Mouloud Tahari, a 20-year-old student from Birmingham, has been charged with funding terrorism overseas.
He appeared at Westminster Magistrates Court yesterday entering a not guilty plea to the charges put forward against him.
He is the third person to be charged in connection with an investigation into “Syria-related terrorism” offences that resulted in two arrests last week. Others included his 44-year-old mother, Gerrie Tahari and Moazzam Begg, the former Guantanamo Bay detainee and director of advocacy group CAGE.
Both remain in custody and will appear at the Old Bailey on 14 March.
Mr Tahari, from Ashway in Sparkhill, is accused of being concerned in a terrorist funding arrangement between 31 December 2011 and 6 November 2013.
Mr Begg, 45, from Hall Green, Birmingham, is accused of providing instruction or training for terrorism in Syria and facilitating terrorism overseas.

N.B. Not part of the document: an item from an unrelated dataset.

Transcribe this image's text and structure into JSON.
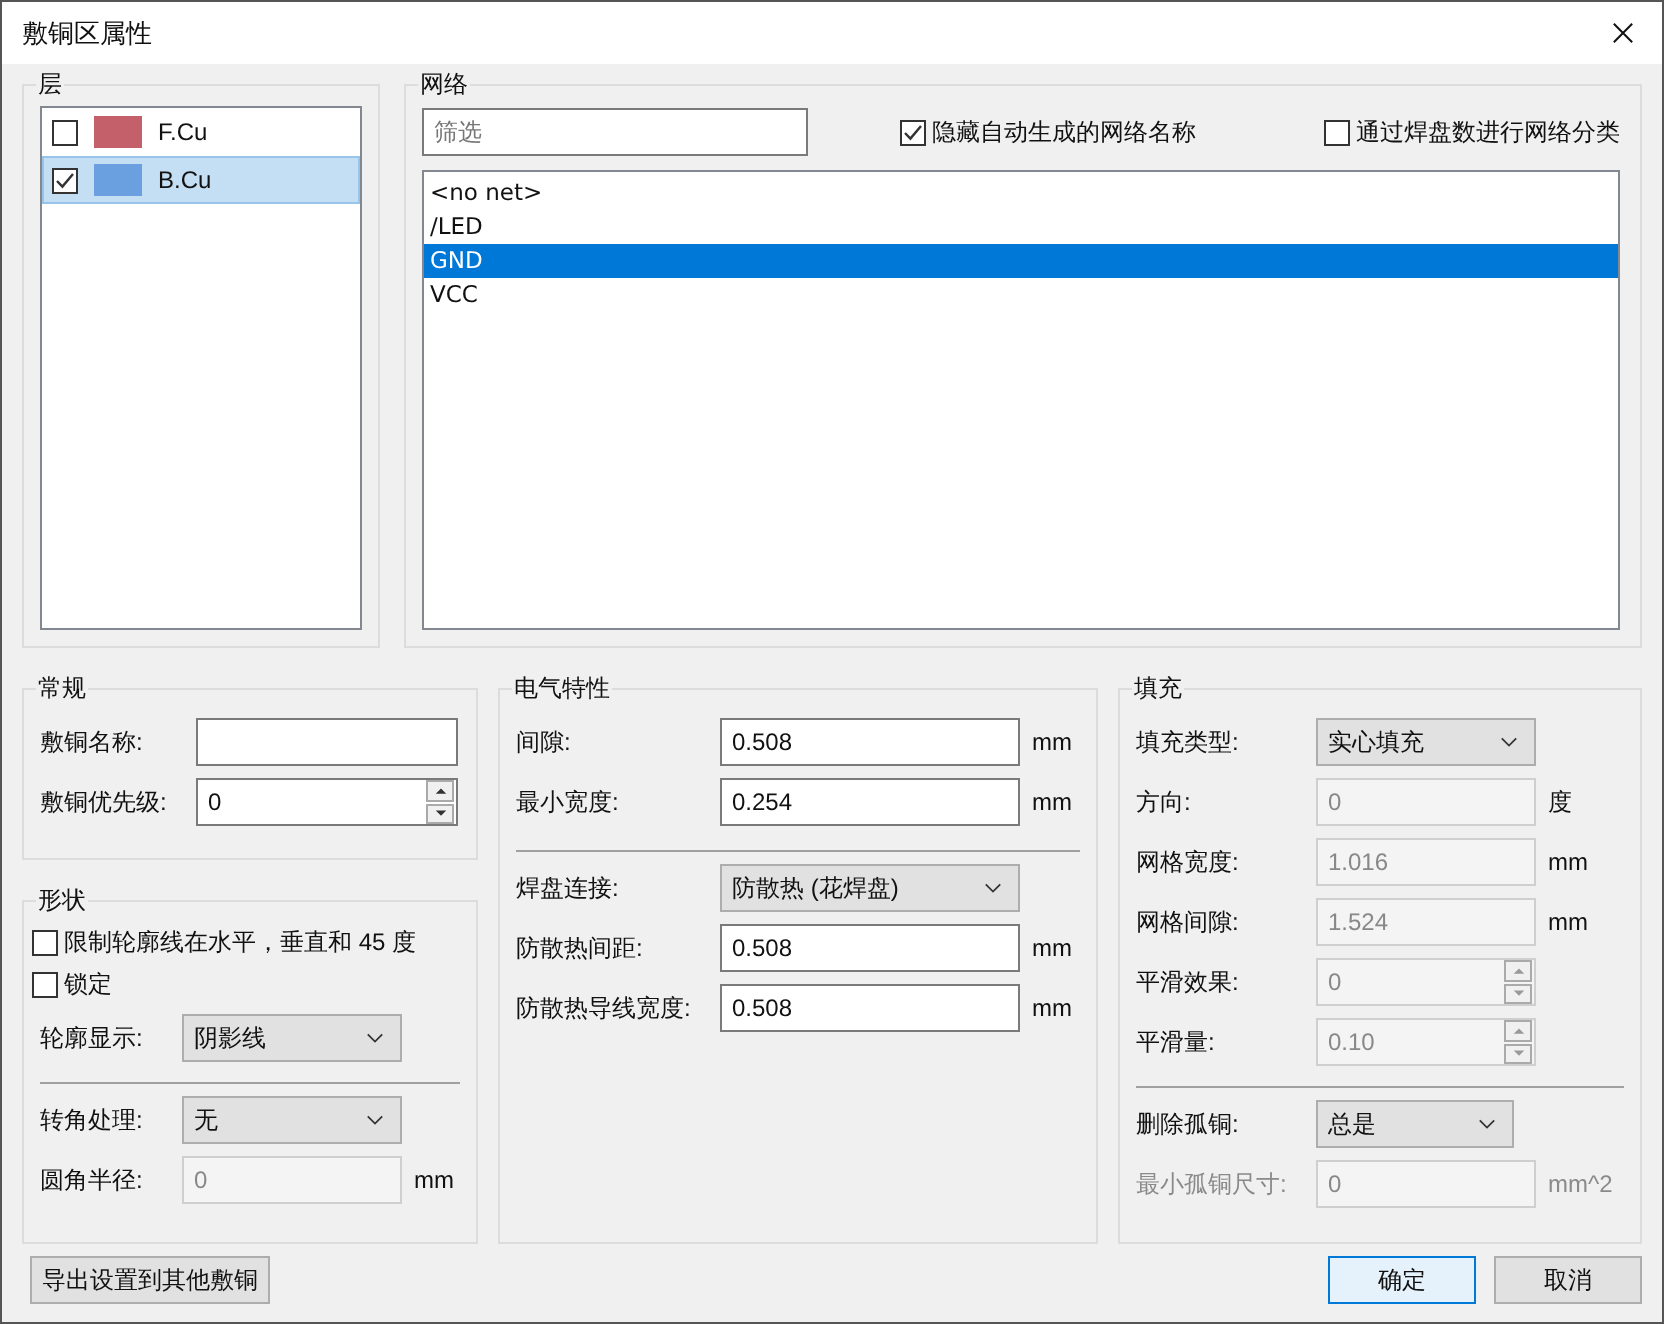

Mrs Tahari is charged with facilitating terrorism overseas.
National protests were held during the weekend against the arrest of Mr Begg who is very popular within the British Muslim community and human rights activists.
Over 200 people demonstrated outside West Midlands Police Headquarters on Saturday afternoon. The protest was supported by CAGE, Stop the War Coalition, Birmingham Guantanamo Campaign and South Asian Alliance.
Speakers included journalist and human rights activist Yvonne Ridley and former Respect Party councillor Salma Yaqoob.
On Sunday, hundreds more demonstrated outside the Home Office, speaking out against the British government’s criminalisation of activism, penalising ideologies and reducing humanitarian aid to a “terrorist” offence.
Speakers include: Hamza Tzortzis (iERA), Sheikh Haitham Haddad (MRDF), Anas al Tikriti (The Cordoba Foundation), Taji Mustafa (Hizb ut-Tahrir, Britain), Susan Bryant (Rights Watch, UK), Azad Ali (ENGAGE), Abdullah Al Andalusi (MDI) and Ismail Patel (Friends of Al Aqsa).